There are some friends who you simply trust explicitly when it comes to food recommendations. My friend L is one such person. So when she raved about the best steamboat meal she’d ever had, and added the caveat that she had been introduced to this gastronomic revelation by none other than Wong Ah Yoke, chief food critic of The Straits Times, the main English newspaper here in Singapore, I knew it was something I had to try for myself. And soon.
The one and only time I tried checking out Michelin-starred dim sum specialist Tim Ho Wan in Hong Kong was a complete bust. My wife and I had tried stopping by the original Mongkok branch for an early breakfast before a full day of appointments. Unfortunately, the line was simply too long and after a little more than 30 minutes, we had to hightail it back to Central, sans dim sum.
As the editor of Aun’s fantastic blog here at Chubby Hubby, one of the things I enjoy doing most is getting to know our fabulous contributors. Our contributors come from all walks of life – including marketing and creative folks, working mums (including S, Aun’s wife) who juggle a full time work schedule and still manage to turn out restaurant quality meals, as well as people who work in the corporate sector – all of whom take time out from their busy schedules (no doubt eating all the way) to share their eating and travel experiences, varied recipes and life in general with us and our readers.
To be honest, I had kind of avoided Chopsuey Cafe when it first opened. Early reviews by both press and bloggers weren’t entirely favorable. But, a few months ago, my sister-in-law J, who has impeccable taste, recommended that we go there for brunch. And I’m so glad she did. Since then, I’ve been back several times, each time becoming more and more enamored with this elegant yet oh-so-kitschy restaurant tucked away in a corner in Dempsey Hill. In the end, I’ve come to the conclusion that all of those critics who pooh-poohed this marvelous little Chinesey eatery, well, just simply didn’t get it.
As we usher in the year of the snake, the most important event for many of us is the reunion dinner. In Singapore, where families are typically small, most people would be spending their Chinese (or Lunar) New Year’s eve dinner at home with a home-cooked spread. That usually works for me too. But this year, to spare our homemakers from pre and post meal slaving over the kitchen stoves, we have included our extended families to come together for an eight course feast. I believe a bottle of wine ought to be in order.
Like many people, I first discovered xiao long bao in a famous Taiwanese restaurant called Din Tai Fung.
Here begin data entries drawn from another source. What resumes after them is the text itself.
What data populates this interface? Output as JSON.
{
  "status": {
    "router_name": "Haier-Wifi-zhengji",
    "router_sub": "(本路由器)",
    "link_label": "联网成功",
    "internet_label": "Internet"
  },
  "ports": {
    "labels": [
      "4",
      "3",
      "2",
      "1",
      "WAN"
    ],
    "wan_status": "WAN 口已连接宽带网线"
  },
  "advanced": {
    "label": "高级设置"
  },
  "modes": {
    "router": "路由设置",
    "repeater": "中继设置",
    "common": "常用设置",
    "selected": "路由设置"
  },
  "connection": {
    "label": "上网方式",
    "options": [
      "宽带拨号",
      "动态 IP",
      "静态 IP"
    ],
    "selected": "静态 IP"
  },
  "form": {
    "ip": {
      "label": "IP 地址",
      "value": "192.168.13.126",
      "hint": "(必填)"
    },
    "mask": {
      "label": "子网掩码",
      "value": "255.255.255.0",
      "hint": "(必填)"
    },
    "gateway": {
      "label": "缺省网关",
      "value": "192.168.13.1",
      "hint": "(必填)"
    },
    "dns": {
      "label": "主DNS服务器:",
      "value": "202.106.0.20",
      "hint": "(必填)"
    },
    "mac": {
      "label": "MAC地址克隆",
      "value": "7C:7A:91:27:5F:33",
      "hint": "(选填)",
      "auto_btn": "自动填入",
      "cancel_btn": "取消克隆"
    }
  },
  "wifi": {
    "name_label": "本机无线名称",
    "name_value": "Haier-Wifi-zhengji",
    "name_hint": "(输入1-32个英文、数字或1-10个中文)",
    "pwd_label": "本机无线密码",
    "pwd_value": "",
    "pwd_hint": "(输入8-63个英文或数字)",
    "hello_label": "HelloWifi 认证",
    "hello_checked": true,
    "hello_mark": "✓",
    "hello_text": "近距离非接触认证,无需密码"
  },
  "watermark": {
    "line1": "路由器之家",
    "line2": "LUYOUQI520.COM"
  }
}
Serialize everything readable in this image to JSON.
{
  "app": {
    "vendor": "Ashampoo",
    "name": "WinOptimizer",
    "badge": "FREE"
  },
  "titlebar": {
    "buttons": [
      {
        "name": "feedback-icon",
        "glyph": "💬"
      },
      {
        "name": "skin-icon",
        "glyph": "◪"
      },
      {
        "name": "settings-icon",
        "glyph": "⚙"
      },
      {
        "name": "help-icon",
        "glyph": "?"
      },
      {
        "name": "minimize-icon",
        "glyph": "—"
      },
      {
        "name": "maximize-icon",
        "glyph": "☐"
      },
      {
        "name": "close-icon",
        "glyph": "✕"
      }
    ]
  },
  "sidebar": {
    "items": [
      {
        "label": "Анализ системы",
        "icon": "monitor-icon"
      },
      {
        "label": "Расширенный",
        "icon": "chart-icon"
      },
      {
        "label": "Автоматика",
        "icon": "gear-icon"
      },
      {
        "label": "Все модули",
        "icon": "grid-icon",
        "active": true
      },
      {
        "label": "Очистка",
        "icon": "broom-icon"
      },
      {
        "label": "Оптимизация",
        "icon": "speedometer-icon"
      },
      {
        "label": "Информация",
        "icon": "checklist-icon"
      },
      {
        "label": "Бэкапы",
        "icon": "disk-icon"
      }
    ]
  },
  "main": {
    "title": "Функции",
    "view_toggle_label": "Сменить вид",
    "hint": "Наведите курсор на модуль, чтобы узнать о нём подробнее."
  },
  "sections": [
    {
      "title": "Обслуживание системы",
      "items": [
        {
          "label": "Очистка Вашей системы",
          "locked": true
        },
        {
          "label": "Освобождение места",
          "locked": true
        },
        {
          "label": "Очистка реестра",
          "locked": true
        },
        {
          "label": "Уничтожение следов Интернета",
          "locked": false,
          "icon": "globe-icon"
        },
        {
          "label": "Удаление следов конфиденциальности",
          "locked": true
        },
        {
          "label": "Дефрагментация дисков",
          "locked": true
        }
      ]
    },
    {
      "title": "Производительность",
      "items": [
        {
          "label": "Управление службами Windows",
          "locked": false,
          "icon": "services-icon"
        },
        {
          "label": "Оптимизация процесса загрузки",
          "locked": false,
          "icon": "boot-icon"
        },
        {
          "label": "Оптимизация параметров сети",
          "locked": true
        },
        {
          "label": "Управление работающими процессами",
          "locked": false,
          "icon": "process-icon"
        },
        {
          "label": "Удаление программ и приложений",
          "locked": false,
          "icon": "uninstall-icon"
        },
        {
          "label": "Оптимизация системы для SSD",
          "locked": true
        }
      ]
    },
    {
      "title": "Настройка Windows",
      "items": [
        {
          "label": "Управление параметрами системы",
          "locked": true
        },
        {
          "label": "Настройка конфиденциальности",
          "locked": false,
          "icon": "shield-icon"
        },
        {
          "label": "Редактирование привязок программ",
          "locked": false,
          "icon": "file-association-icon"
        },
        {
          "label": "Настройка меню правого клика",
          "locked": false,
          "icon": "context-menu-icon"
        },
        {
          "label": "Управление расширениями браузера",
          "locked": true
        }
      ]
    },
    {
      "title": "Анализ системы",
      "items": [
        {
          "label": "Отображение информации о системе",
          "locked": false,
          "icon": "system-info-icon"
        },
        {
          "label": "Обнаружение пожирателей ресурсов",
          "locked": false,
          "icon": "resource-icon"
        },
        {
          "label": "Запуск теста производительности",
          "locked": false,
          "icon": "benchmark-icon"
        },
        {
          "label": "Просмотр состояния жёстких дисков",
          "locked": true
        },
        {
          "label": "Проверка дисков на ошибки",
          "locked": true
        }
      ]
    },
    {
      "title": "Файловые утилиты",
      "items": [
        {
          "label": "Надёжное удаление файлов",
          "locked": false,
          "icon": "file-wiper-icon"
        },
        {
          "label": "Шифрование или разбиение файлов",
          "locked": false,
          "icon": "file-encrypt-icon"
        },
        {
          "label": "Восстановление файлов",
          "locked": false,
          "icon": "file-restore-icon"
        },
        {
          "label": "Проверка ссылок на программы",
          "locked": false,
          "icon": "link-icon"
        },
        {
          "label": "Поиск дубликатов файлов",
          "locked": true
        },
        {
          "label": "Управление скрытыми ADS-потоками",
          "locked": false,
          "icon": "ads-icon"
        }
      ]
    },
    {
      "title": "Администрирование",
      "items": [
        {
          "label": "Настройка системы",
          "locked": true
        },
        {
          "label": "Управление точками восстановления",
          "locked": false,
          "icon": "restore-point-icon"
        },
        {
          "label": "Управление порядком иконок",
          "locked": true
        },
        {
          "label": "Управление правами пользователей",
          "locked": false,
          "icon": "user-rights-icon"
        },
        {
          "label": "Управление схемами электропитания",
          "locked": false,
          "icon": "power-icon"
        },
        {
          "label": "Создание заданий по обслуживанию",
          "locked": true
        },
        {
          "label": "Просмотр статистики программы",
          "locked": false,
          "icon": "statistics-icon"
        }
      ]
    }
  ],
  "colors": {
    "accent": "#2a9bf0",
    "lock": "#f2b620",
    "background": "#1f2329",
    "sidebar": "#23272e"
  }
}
I don’t usually eat in chain restaurants, but I do make an exception for this New York Times rated, Michelin starred eatery which is famous for its xiao long bao. And so after first experiencing the steamy, soupy, pork-filled wonders of xiao long bao for the first time, I became obsessed. Now, it is one of those things I must have weekly or somehow I feel deprived.Xiao long bao means “small steaming purse or basket” in Mandarin, which is a very factual description of a magical dish. These dumplings are traditionally filled with small pork meatballs (although you can find chicken, vegetable and seafood nowadays), and are encased in a thin, translucent dumpling shell with a savory broth within.
I’d never really thought about making XO sauce—a deliciously spicy and umami condiment that first gained popularity in Hong Kong in the Eighties—in the past because the process seemed mysteriously complex. Generally consisting of dried scallops and shrimp paired with chillies, and a blend of shallots and garlic, the recipe for most signature XO sauces served at famous Chinese restaurants are closely guarded.
Whether I’m making chawanmushi (茶碗蒸しwhich broadly means ‘steamed in a teacup’ but specifically refers to Japanese steamed savoury custard), zheng shui dan (蒸水蛋 or steamed eggs), egg tofu or a savoury custard of my own invention, my base ratio for the custard ingredients is 1 egg to 100ml liquid. With this master recipe, the custard consistently retains a meltingly delicate quiver that possibly accounts for its comforting, nursery-food like qualities. And it takes just 20 minutes to steam.
La Mar is a restaurant that I first visited in Lima in the summer of 2009. I remember this place clearly because when I went with my classmates, we very coincidentally ran into other classmates who were also touring Peru at the same time. By that point on the trip, my friends had brought me to so many restaurants that I had already recognised Peru as an undiscovered gastronomic haven: they have over thirty types of corn and so many kinds of fruit that I had never encountered. Not to mention a huge number of stunning fusion dishes, a direct result of Peru’s many immigrant cultures. La Mar has restaurants throughout Latin America and has recently started expanding into the USA.
I had the opportunity to meet with You Si in Shanghai, China at an art gallery event. I was talking in a group that kept expanding and suddenly I found myself talking to a lively Chinese man with an infectious smile and lots of stories to tell. We established early in the conversation that we both used to live in New York and then we bonded over shared memories of the “city that never sleeps.” As it turns out my new cocktail companion was You Si, a Chinese artist who had moved to New York and lived there for more than two decades but had in recent years moved back to China to live in Shanghai. When I asked, “is any of this work yours?”, he replied, “no, none of this is my work, I am a guest tonight just like you.”